pumpkin pieThis Neutral Bay joint’s sister eatery, South, provided similar American food options at less expensive prices before it closed around Christmas. But you can still get some of South’s offerings, like spicy buffalo chicken wings (with blue cheese, a must), at Blue Plate. Other American goodies on the menu include Louisiana barbecue shrimp, ribs, jambalaya, corn bread and pumpkin pie.

>> Check out the Blue Plate website

Jazz City Diner

The chef is from Detroit and his menu boasts grits, biscuits and gravy, plus drip coffee (free refills) and milkshakes. There’s old jazz playing on tiny TVs and the servers dress like waitresses from the 1950s at this Darlinghurst diner.

Shady Pines Saloon

sam adamsYou’ll have to wait in a queue most nights, but once you’re unleashed into this Darlinghurst bar, you’ll see stuffed moose heads on the wall and Sam Adams on tap. The beer is pricey — as high as $12 — but this pub’s one of the few places you can find some American brews and southern drinks like mint juleps. This bar even has the staple saloon snack — shelled peanuts in bowls — and actual bar stools. Expect to hear some country music and American rock and roll blaring through the speakers.
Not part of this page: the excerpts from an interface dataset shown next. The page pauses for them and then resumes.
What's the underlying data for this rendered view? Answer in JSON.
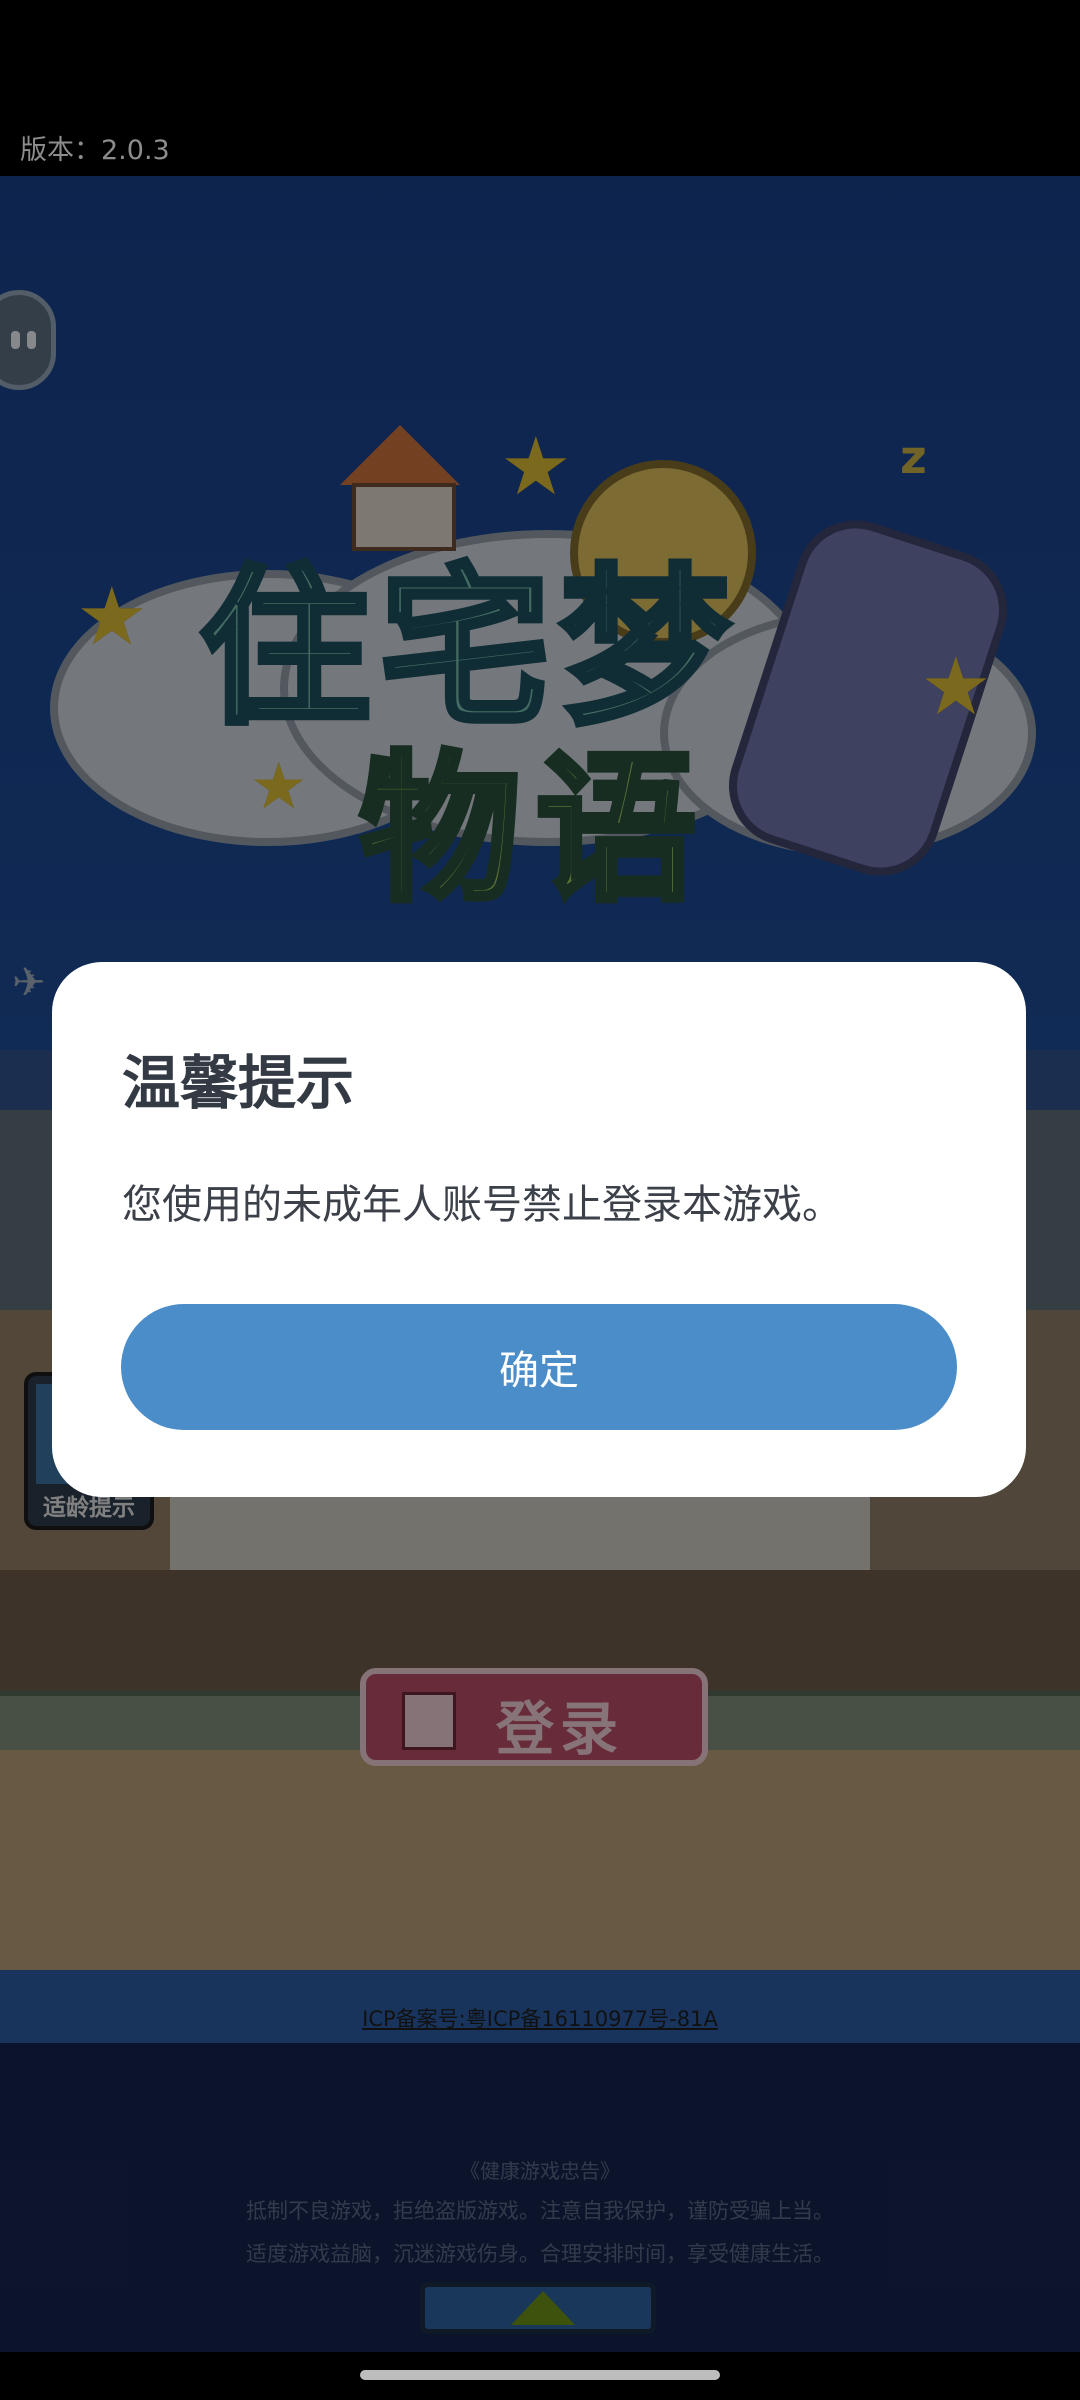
{
  "app": {
    "version_text": "版本：2.0.3"
  },
  "game": {
    "logo_line1": "住宅梦",
    "logo_line2": "物语",
    "login_label": "登录",
    "age_badge_label": "适龄提示",
    "icp_text": "ICP备案号:粤ICP备16110977号-81A",
    "health_title": "《健康游戏忠告》",
    "health_line1": "抵制不良游戏，拒绝盗版游戏。注意自我保护，谨防受骗上当。",
    "health_line2": "适度游戏益脑，沉迷游戏伤身。合理安排时间，享受健康生活。"
  },
  "dialog": {
    "title": "温馨提示",
    "message": "您使用的未成年人账号禁止登录本游戏。",
    "confirm_label": "确定"
  },
  "colors": {
    "accent": "#4a8dc8",
    "background_top": "#183f86",
    "dialog_bg": "#ffffff"
  }
}
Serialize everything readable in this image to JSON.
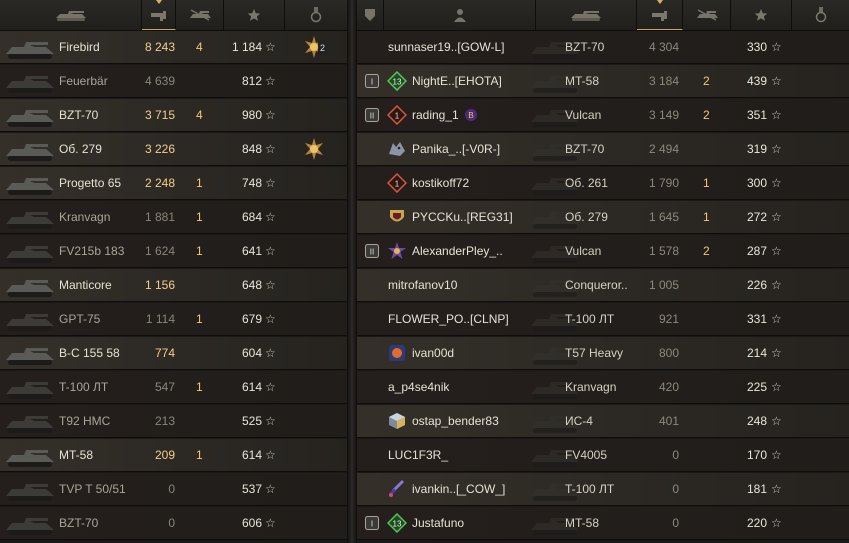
{
  "left_header": [
    "vehicle-icon",
    "damage-icon",
    "frags-icon",
    "xp-star-icon",
    "medal-icon"
  ],
  "right_header": [
    "rank-icon",
    "player-icon",
    "vehicle-icon",
    "damage-icon",
    "frags-icon",
    "xp-star-icon",
    "medal-icon"
  ],
  "colors": {
    "damage_high": "#f1cf8e",
    "damage_low": "#8a8578",
    "frags": "#f0c878",
    "sort_accent": "#d8b060"
  },
  "left_rows": [
    {
      "vehicle": "Firebird",
      "damage": "8 243",
      "frags": "4",
      "xp": "1 184",
      "star": "☆",
      "bright": true,
      "medal": "medal-icon",
      "medal_count": "2"
    },
    {
      "vehicle": "Feuerbär",
      "damage": "4 639",
      "frags": "",
      "xp": "812",
      "star": "☆",
      "bright": false
    },
    {
      "vehicle": "BZT-70",
      "damage": "3 715",
      "frags": "4",
      "xp": "980",
      "star": "☆",
      "bright": true
    },
    {
      "vehicle": "Об. 279",
      "damage": "3 226",
      "frags": "",
      "xp": "848",
      "star": "☆",
      "bright": true,
      "medal": "medal-icon"
    },
    {
      "vehicle": "Progetto 65",
      "damage": "2 248",
      "frags": "1",
      "xp": "748",
      "star": "☆",
      "bright": true
    },
    {
      "vehicle": "Kranvagn",
      "damage": "1 881",
      "frags": "1",
      "xp": "684",
      "star": "☆",
      "bright": false
    },
    {
      "vehicle": "FV215b 183",
      "damage": "1 624",
      "frags": "1",
      "xp": "641",
      "star": "☆",
      "bright": false
    },
    {
      "vehicle": "Manticore",
      "damage": "1 156",
      "frags": "",
      "xp": "648",
      "star": "☆",
      "bright": true
    },
    {
      "vehicle": "GPT-75",
      "damage": "1 114",
      "frags": "1",
      "xp": "679",
      "star": "☆",
      "bright": false
    },
    {
      "vehicle": "B-C 155 58",
      "damage": "774",
      "frags": "",
      "xp": "604",
      "star": "☆",
      "bright": true
    },
    {
      "vehicle": "T-100 ЛТ",
      "damage": "547",
      "frags": "1",
      "xp": "614",
      "star": "☆",
      "bright": false
    },
    {
      "vehicle": "T92 HMC",
      "damage": "213",
      "frags": "",
      "xp": "525",
      "star": "☆",
      "bright": false
    },
    {
      "vehicle": "MT-58",
      "damage": "209",
      "frags": "1",
      "xp": "614",
      "star": "☆",
      "bright": true
    },
    {
      "vehicle": "TVP T 50/51",
      "damage": "0",
      "frags": "",
      "xp": "537",
      "star": "☆",
      "bright": false
    },
    {
      "vehicle": "BZT-70",
      "damage": "0",
      "frags": "",
      "xp": "606",
      "star": "☆",
      "bright": false
    }
  ],
  "right_rows": [
    {
      "rank": "",
      "clan": "",
      "player": "sunnaser19..[GOW-L]",
      "vehicle": "BZT-70",
      "damage": "4 304",
      "frags": "",
      "xp": "330",
      "star": "☆"
    },
    {
      "rank": "I",
      "clan": "13",
      "player": "NightE..[EHOTA]",
      "vehicle": "MT-58",
      "damage": "3 184",
      "frags": "2",
      "xp": "439",
      "star": "☆"
    },
    {
      "rank": "II",
      "clan": "1",
      "player": "rading_1",
      "vehicle": "Vulcan",
      "damage": "3 149",
      "frags": "2",
      "xp": "351",
      "star": "☆",
      "extra_badge": "B"
    },
    {
      "rank": "",
      "clan": "wolf",
      "player": "Panika_..[-V0R-]",
      "vehicle": "BZT-70",
      "damage": "2 494",
      "frags": "",
      "xp": "319",
      "star": "☆"
    },
    {
      "rank": "",
      "clan": "1",
      "player": "kostikoff72",
      "vehicle": "Об. 261",
      "damage": "1 790",
      "frags": "1",
      "xp": "300",
      "star": "☆"
    },
    {
      "rank": "",
      "clan": "shield",
      "player": "PYCCKu..[REG31]",
      "vehicle": "Об. 279",
      "damage": "1 645",
      "frags": "1",
      "xp": "272",
      "star": "☆"
    },
    {
      "rank": "II",
      "clan": "star",
      "player": "AlexanderPley_..",
      "vehicle": "Vulcan",
      "damage": "1 578",
      "frags": "2",
      "xp": "287",
      "star": "☆"
    },
    {
      "rank": "",
      "clan": "",
      "player": "mitrofanov10",
      "vehicle": "Conqueror..",
      "damage": "1 005",
      "frags": "",
      "xp": "226",
      "star": "☆"
    },
    {
      "rank": "",
      "clan": "",
      "player": "FLOWER_PO..[CLNP]",
      "vehicle": "T-100 ЛТ",
      "damage": "921",
      "frags": "",
      "xp": "331",
      "star": "☆"
    },
    {
      "rank": "",
      "clan": "orb",
      "player": "ivan00d",
      "vehicle": "T57 Heavy",
      "damage": "800",
      "frags": "",
      "xp": "214",
      "star": "☆"
    },
    {
      "rank": "",
      "clan": "",
      "player": "a_p4se4nik",
      "vehicle": "Kranvagn",
      "damage": "420",
      "frags": "",
      "xp": "225",
      "star": "☆"
    },
    {
      "rank": "",
      "clan": "cube",
      "player": "ostap_bender83",
      "vehicle": "ИС-4",
      "damage": "401",
      "frags": "",
      "xp": "248",
      "star": "☆"
    },
    {
      "rank": "",
      "clan": "",
      "player": "LUC1F3R_",
      "vehicle": "FV4005",
      "damage": "0",
      "frags": "",
      "xp": "170",
      "star": "☆"
    },
    {
      "rank": "",
      "clan": "dagger",
      "player": "ivankin..[_COW_]",
      "vehicle": "T-100 ЛТ",
      "damage": "0",
      "frags": "",
      "xp": "181",
      "star": "☆"
    },
    {
      "rank": "I",
      "clan": "13",
      "player": "Justafuno",
      "vehicle": "MT-58",
      "damage": "0",
      "frags": "",
      "xp": "220",
      "star": "☆"
    }
  ]
}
>> Check out the Shady Pines Saloon website

David Jones Food Court

If you miss Snyder’s pretzels, Hershey’s syrup and Aunt Jemima, head to the market section of the food court in the CBD David Jones. There’s a whole wall devoted to American items that changes slightly every couple of weeks.
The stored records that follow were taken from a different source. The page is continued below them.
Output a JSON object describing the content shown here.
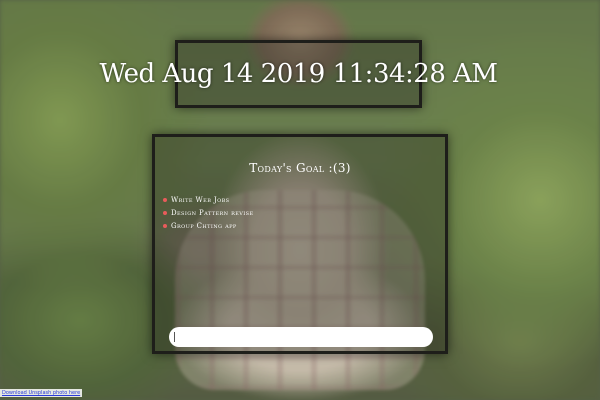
{
  "clock": {
    "text": "Wed Aug 14 2019 11:34:28 AM"
  },
  "goals": {
    "title": "Today's Goal :(3)",
    "items": [
      {
        "label": "Write Web Jobs"
      },
      {
        "label": "Design Pattern revise"
      },
      {
        "label": "Group Chting app"
      }
    ],
    "input": {
      "value": "",
      "placeholder": ""
    },
    "bullet_color": "#e85b5b"
  },
  "footer": {
    "credit_link": "Download Unsplash photo here"
  }
}
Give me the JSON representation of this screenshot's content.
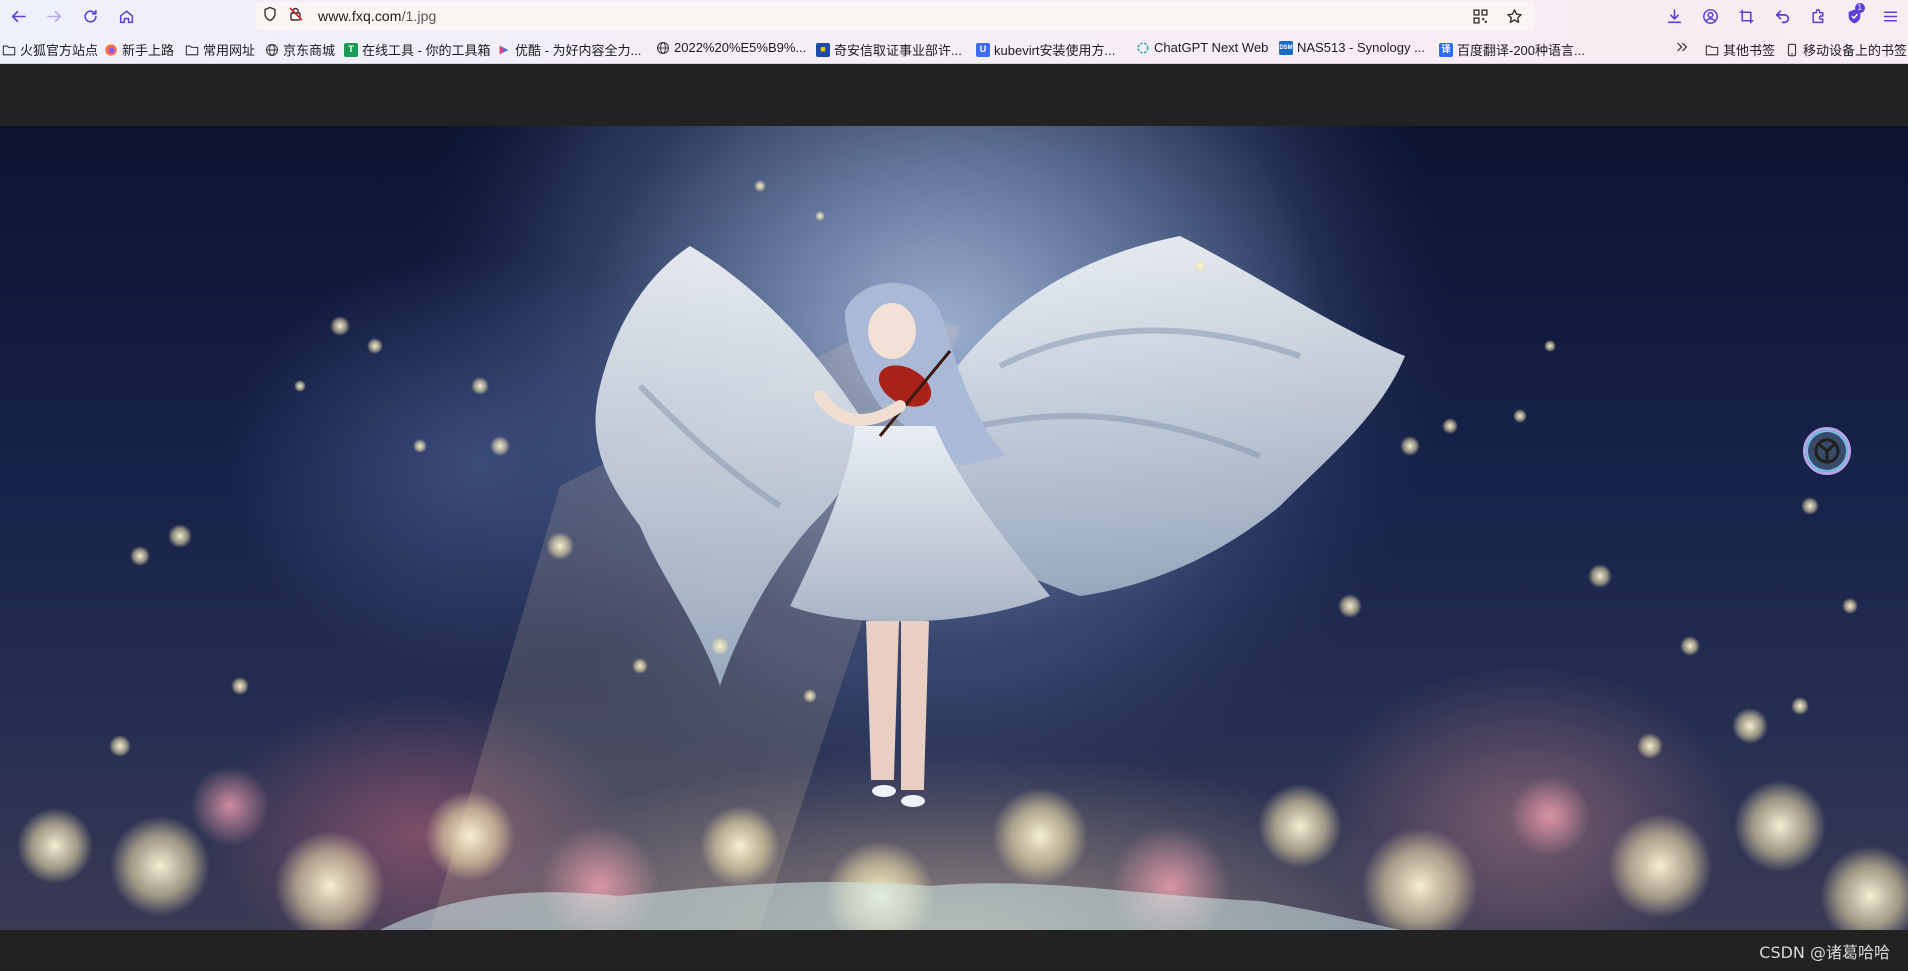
{
  "browser": {
    "url": {
      "host": "www.fxq.com",
      "path": "/1.jpg"
    },
    "extension_badge": "1"
  },
  "bookmarks": [
    {
      "label": "火狐官方站点",
      "icon": "folder-icon"
    },
    {
      "label": "新手上路",
      "icon": "firefox-icon"
    },
    {
      "label": "常用网址",
      "icon": "folder-icon"
    },
    {
      "label": "京东商城",
      "icon": "globe-icon"
    },
    {
      "label": "在线工具 - 你的工具箱",
      "icon": "tool-favicon"
    },
    {
      "label": "优酷 - 为好内容全力...",
      "icon": "youku-favicon"
    },
    {
      "label": "2022%20%E5%B9%...",
      "icon": "globe-icon"
    },
    {
      "label": "奇安信取证事业部许...",
      "icon": "qianxin-favicon"
    },
    {
      "label": "kubevirt安装使用方...",
      "icon": "u-favicon"
    },
    {
      "label": "ChatGPT Next Web",
      "icon": "chatgpt-favicon"
    },
    {
      "label": "NAS513 - Synology ...",
      "icon": "dsm-favicon"
    },
    {
      "label": "百度翻译-200种语言...",
      "icon": "baidu-translate-favicon"
    }
  ],
  "bookmarks_right": [
    {
      "label": "其他书签",
      "icon": "folder-icon"
    },
    {
      "label": "移动设备上的书签",
      "icon": "mobile-icon"
    }
  ],
  "image": {
    "alt": "angel-violinist-wallpaper",
    "colors": {
      "sky": "#0b1330",
      "glow": "#8ea3c6",
      "wing": "#dfe6ee",
      "violin": "#a8221a"
    }
  },
  "watermark": "CSDN @诸葛哈哈"
}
Bagel House

bagel sandwichWith a location in the Inner West suburb of Rozelle and a small spot in the CBD Myer food court, this is one of the few places in Sydney to get a selection of bagels. Get a sandwich, a plain with flavored cream cheese or a dozen to take home.
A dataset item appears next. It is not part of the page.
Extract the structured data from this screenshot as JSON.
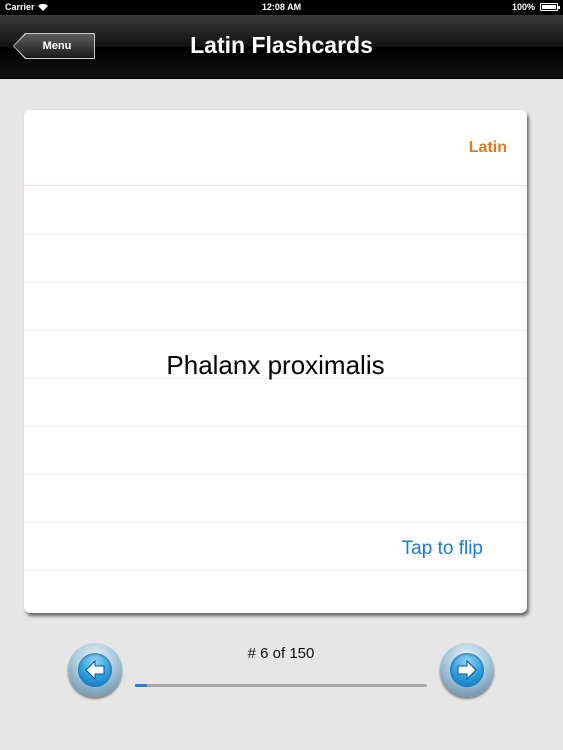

Myer Food Court Candy Shop

After you’ve gotten your bagel fix, pick up a sweet snack from the States in the form of Pop-Tarts, many varieties of Reese’s and PEZ dispensers shop in the Myer’s food court. You’ll gasp at the prices, but sometimes you need to spend to satisfy that sweet tooth.

Hog’s Breath Café

hogs breath cafeThis chain establishment serves lots of American munchies, like curly fries, cheese sticks, potato skins and chicken tenders. There are also ribs, Tex-Mex and burgers in addition to sandwiches, seafood, pasta, poultry and other meat dishes.

>> Check out the Hog’s Breath Cafe website

Eathouse Diner

There are Philly cheese steaks and banana splits on the menu at this Redfern Diner. That’s all you need to know.

>> Check out the Eathouse Diner website

New York Slice

pizzaSydney’s pizza is often of the small gourmet variety. For larger, thin-crust versions that remind you of home, try New York Slice in King’s Cross and Darlinghurst. Pizza by the slice costs a whopping $6, but the good news is you may be full from just one.

Pancakes on the Rocks

The idea for this all-day breakfast spot emerged from a road trip the founders took from New York to Miami in the 1950s. The original recipe used Aunt Jemima. If you don’t want pancakes, you can order pizza, crepes, steaks and other breakfast items. You can find the chain in the Rocks, Darling Harbour, Northmead and Campbelltown. A new North Strathfield location opens in July.

>> Check out the Pancakes on the Rocks website

New Orleans

hootersThis Willoughby restaurant wants to take diners to the French Quarter. You can find Creole-Cajun classics in addition to burgers and ribs; there’s also a breakfast menu. New Orleans serves alcohol, including American beer, coffee and milkshakes and hosts live music.

>> Check out the New Orleans website

Chain restaurants

You can also find some American-born chains in the greater Sydney area, including Tony Roma’s and Hooters. There’s Lone Star Texan restaurants, but they appear to be unaffiliated with the American chain of the same name despite serving “Texan” fare.

Lauren Fritsky is an American freelance writer and blogger who moved to Sydney in 2010. Read more about her life and travels in Australia at

Photo credit: 1, 2, 3, 4, 5, 6, 7